## Brief:
A complete answer lists every line of the entries below where the string "Manager" appears.

## Input material:
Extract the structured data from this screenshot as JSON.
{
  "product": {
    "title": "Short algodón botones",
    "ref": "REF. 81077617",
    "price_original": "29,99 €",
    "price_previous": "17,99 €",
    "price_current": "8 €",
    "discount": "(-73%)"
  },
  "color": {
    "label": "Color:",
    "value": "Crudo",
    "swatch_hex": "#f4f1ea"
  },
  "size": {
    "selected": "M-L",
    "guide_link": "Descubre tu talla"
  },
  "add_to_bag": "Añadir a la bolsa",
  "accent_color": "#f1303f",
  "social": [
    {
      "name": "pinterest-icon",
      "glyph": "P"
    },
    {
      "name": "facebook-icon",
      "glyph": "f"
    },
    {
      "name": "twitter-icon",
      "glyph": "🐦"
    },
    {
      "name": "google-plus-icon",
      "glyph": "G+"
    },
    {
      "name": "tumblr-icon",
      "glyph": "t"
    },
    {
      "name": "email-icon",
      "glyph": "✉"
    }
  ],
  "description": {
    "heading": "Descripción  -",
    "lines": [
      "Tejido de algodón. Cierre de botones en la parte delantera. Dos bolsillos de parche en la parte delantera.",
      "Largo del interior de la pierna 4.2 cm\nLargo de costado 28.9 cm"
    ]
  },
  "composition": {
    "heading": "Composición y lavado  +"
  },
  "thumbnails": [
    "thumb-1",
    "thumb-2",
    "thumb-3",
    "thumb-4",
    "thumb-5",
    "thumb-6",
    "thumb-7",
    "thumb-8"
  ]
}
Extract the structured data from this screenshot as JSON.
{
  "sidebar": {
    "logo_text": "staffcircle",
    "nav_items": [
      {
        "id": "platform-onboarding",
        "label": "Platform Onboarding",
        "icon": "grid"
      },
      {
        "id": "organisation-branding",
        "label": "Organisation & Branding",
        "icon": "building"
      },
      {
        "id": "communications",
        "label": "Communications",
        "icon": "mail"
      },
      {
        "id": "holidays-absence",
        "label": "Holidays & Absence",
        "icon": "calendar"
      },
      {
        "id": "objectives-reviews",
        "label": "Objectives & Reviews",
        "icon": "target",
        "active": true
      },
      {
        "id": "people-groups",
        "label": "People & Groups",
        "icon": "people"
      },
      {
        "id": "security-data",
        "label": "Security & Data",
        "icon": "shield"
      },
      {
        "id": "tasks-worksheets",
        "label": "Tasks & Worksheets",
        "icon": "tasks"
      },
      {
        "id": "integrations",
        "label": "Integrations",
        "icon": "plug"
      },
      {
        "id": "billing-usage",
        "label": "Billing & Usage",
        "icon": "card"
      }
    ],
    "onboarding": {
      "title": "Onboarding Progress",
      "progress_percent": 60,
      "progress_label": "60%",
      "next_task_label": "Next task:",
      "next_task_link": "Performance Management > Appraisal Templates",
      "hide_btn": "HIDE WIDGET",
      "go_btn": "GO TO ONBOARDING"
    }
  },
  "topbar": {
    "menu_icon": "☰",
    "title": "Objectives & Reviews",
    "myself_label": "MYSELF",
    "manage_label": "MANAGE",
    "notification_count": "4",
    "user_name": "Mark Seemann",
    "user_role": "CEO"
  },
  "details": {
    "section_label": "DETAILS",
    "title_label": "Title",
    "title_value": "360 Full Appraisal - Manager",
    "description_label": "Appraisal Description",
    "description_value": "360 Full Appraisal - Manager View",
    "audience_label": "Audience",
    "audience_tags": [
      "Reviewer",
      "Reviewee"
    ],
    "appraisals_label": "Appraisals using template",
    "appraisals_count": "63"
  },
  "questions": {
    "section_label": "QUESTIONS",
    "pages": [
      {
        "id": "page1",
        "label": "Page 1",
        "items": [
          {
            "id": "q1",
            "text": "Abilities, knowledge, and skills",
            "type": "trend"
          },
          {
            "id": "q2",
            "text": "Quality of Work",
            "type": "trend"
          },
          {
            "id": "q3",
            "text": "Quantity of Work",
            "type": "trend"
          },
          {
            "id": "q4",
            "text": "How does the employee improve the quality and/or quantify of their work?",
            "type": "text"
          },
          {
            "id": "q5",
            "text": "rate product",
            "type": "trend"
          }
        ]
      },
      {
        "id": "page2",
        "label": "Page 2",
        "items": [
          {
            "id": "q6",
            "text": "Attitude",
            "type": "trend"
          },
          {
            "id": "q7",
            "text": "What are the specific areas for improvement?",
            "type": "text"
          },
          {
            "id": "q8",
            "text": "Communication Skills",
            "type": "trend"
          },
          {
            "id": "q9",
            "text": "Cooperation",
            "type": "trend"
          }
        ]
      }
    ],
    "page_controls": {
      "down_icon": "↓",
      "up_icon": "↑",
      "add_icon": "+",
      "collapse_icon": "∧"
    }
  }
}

## Solution to this problem:
    "title_value": "360 Full Appraisal - Manager",
    "description_value": "360 Full Appraisal - Manager View",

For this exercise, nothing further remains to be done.